THESE are dark days for some of Britain’s flagship firms. Three of our corporate giants are floundering: British Petroleum, whose inability to stem the spill off the US coast is now in the realm of the preposterous; British Airways, which is being crippled by the actions of a minority of deluded and self-destructive strikers; and the Prudential, which is desperately trying to negotiate a cheaper price for AIA or face a humiliating rejection from its shareholders.
Barack Obama has been careful to spell out BP’s full name whenever criticising it, making sure that all Americans are well aware that they are dealing with a UK-based firm. This has hardly done the reputation of British business any good. It is also a PR disaster for the entire oil and gas industry, whose reputation has just been set back at least a decade.

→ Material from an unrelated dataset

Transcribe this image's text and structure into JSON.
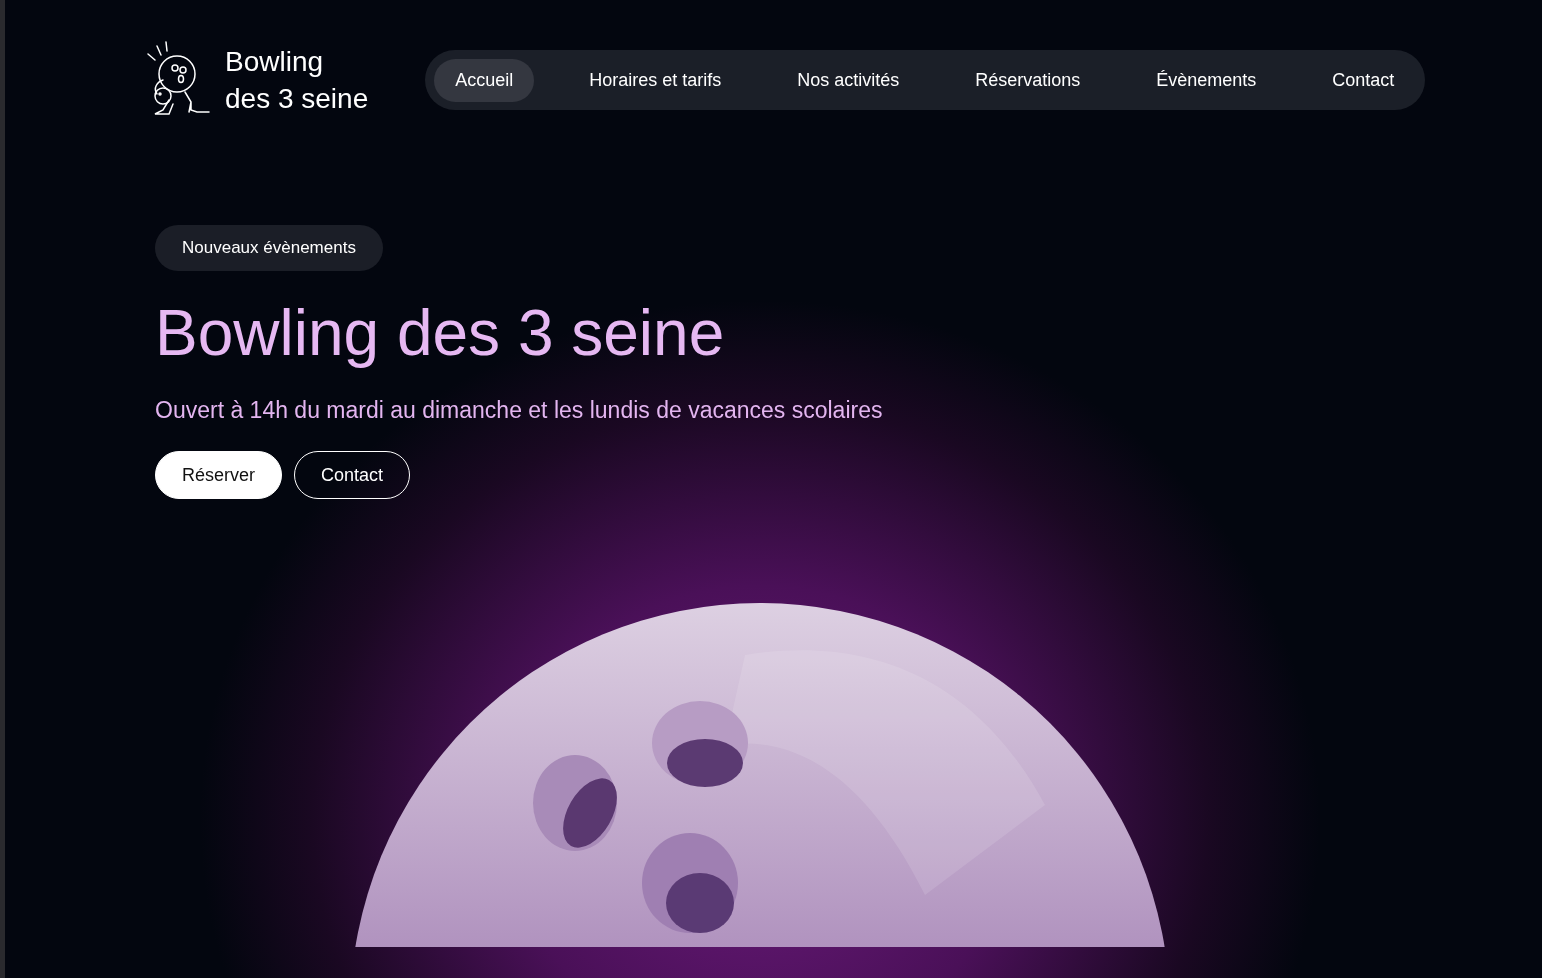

The fact that the spill has been going on unchecked for so long now, with BP powerlessly attempting to stem it using a series of bizarre, amateurish measures, will only confirm the worst prejudices of environmentalists, who wrongly believe that capitalism isn’t compatible with controlling pollution and that big firms couldn’t care less about accidents.
BP should be forced to fork out for the entire cost of the cleanup, even if this amounts to $3bn or more. It should be self-evident that all oil companies need to develop better ways of curtailing spills to avoid another catastrophe of this kind in the future. Shareholders need to make sure their management take real action.

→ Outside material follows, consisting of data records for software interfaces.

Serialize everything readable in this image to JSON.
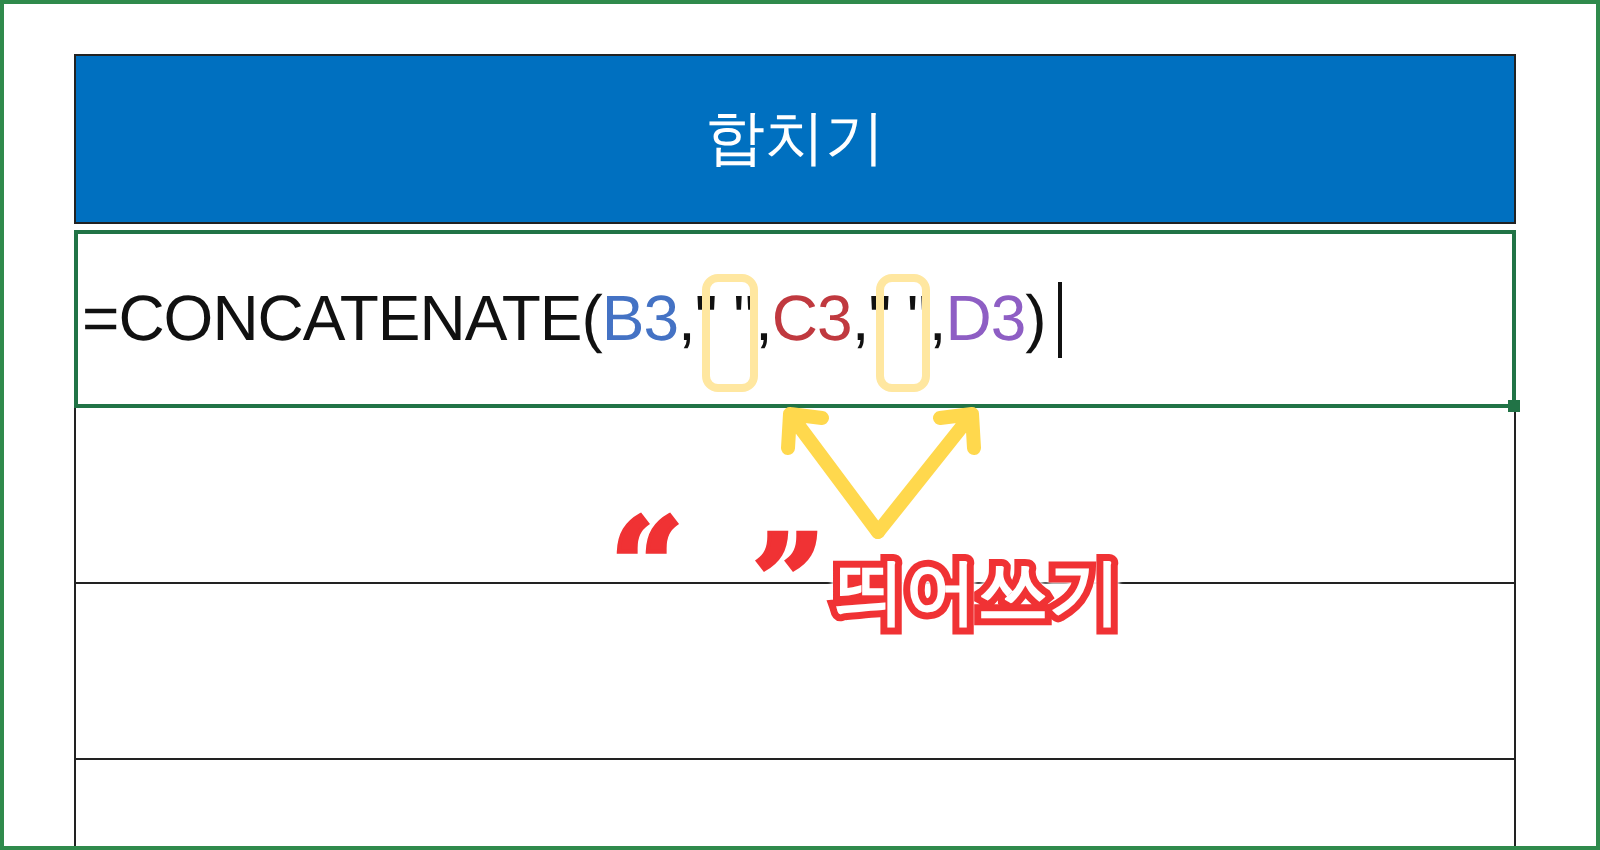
{
  "header": {
    "title": "합치기"
  },
  "formula_cell": {
    "selected": true,
    "editing": true,
    "tokens": [
      {
        "kind": "plain",
        "text": "=CONCATENATE("
      },
      {
        "kind": "ref",
        "text": "B3",
        "color": "#4472c4"
      },
      {
        "kind": "plain",
        "text": ","
      },
      {
        "kind": "string",
        "text": "\" \"",
        "highlighted": true
      },
      {
        "kind": "plain",
        "text": ","
      },
      {
        "kind": "ref",
        "text": "C3",
        "color": "#c0393f"
      },
      {
        "kind": "plain",
        "text": ","
      },
      {
        "kind": "string",
        "text": "\" \"",
        "highlighted": true
      },
      {
        "kind": "plain",
        "text": ","
      },
      {
        "kind": "ref",
        "text": "D3",
        "color": "#8e5ec4"
      },
      {
        "kind": "plain",
        "text": ")"
      }
    ]
  },
  "annotation": {
    "open_quote": "“",
    "close_quote": "”",
    "label": "띄어쓰기"
  }
}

The problem at BA is of a different nature. Its chief executive, Willie Walsh, is an eminently capable man who is doing all of the right things to save his airline at a time of drastically changing consumer tastes, ever-increasing competition and permanently higher fuel prices. Cost-cutting is vital: BA won’t be around in three years’ time if it doesn’t change drastically. Walsh deserves the City’s full support. As to the Pru, its problems are less endemic and its business sound; but the fact that such a high-profile, massive takeover remains on the brink is hardly good news for its management, which has massively misjudged the mood among institutional investors. Tidjane Thiam, its CEO, will soon be history unless he can slash the price at which AIG is willing to sell its Asian unit.

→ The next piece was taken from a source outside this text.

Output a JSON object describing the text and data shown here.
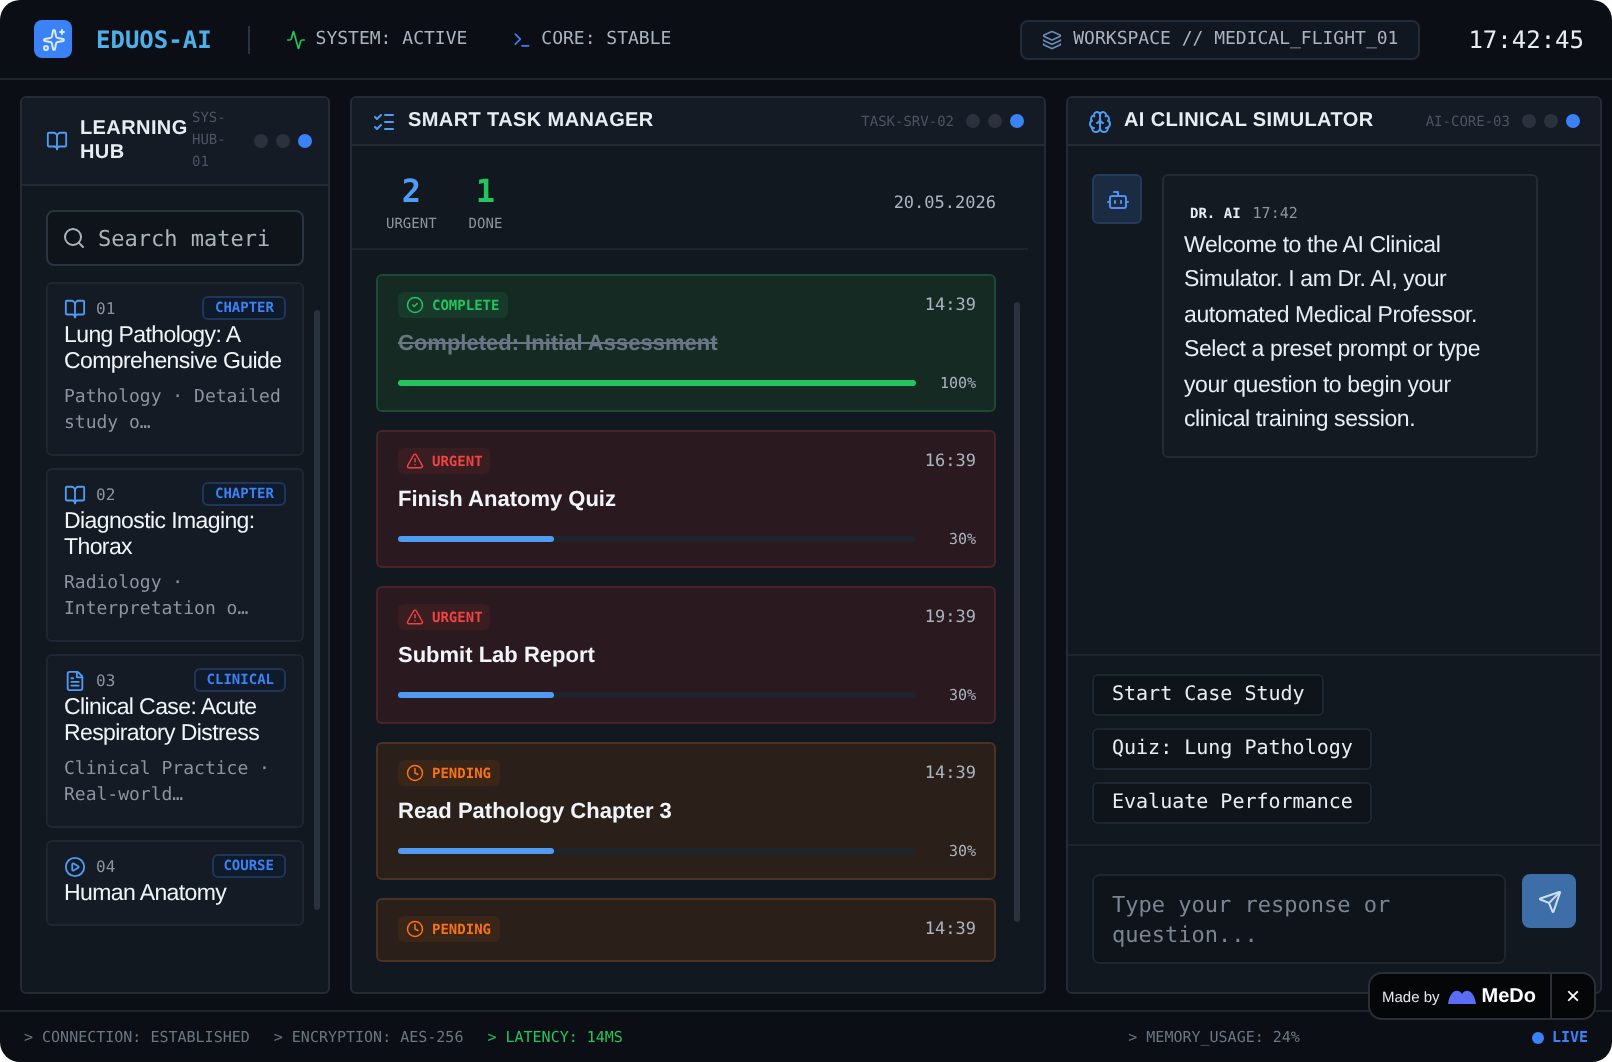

But while some of the UK’s old flagships are struggling, and we are suffering from more than our fair share of PR disasters at the moment, plenty of other FTSE 100 firms are powering ahead. At a time such as this, they deserve far more attention – one such success story is that of Compass, the catering giant. It has a market cap of £10bn, employs 386,000 people and has performed superbly under the tenure of Richard Cousins, an excellent operator. Reckitt Benckiser, now a £23.5bn market cap business led by chief executive Bart Becht and chief financial officer Colin Day, is another star. A smaller yet equally noteworthy value generator is Aggreko, the global leader in the rental of power generation and temperature control equipment, whose shares are worth £3.5bn. There are plenty of others.
So here is some goodish news on a Monday morning: Britain’s abysmal failure in the ever-dreadful Eurovision song contest does not mirror the performance of the whole of UK Plc. Beating ourselves up about our failings has long been a British pastime but we should also sing a little louder about our success stories.